▸ **What you have to do**: In the data, find the word "name" and copy out every line that has it.

____ Supplied data

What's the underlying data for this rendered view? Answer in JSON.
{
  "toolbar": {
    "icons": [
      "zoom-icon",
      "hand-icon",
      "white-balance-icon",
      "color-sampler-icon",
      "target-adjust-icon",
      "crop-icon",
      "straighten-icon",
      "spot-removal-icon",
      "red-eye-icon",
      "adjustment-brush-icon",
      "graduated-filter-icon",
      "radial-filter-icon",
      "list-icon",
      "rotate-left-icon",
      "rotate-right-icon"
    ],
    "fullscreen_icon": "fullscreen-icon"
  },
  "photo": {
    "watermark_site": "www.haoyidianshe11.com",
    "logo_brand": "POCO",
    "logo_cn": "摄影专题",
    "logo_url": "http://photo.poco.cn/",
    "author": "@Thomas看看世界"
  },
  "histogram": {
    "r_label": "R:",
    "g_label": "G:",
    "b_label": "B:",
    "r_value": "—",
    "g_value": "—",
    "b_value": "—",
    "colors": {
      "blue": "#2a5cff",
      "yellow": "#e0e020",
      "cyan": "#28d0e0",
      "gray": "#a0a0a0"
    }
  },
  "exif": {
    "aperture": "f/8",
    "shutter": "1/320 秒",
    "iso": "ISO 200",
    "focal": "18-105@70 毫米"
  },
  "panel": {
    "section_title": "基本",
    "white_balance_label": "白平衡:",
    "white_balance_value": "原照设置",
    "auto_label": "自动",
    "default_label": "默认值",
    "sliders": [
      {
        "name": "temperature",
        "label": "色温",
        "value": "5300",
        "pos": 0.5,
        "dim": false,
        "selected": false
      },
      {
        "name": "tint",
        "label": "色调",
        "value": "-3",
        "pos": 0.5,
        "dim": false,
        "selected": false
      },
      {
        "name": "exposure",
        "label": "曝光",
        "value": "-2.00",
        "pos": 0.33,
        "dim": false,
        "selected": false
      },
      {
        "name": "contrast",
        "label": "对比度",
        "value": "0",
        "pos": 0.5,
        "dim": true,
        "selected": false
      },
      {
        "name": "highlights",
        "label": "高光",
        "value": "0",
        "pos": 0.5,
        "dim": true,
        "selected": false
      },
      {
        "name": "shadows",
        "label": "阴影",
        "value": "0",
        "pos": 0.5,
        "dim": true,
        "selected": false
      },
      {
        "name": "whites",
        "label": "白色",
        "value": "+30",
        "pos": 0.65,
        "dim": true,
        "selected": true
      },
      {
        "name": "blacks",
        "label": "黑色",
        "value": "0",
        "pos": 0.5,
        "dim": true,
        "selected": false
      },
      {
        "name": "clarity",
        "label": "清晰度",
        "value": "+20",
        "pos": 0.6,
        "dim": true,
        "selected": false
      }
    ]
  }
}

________

▸ **Task response**:
        "name": "temperature",
        "name": "tint",
        "name": "exposure",
        "name": "contrast",
        "name": "highlights",
        "name": "shadows",
        "name": "whites",
        "name": "blacks",
        "name": "clarity",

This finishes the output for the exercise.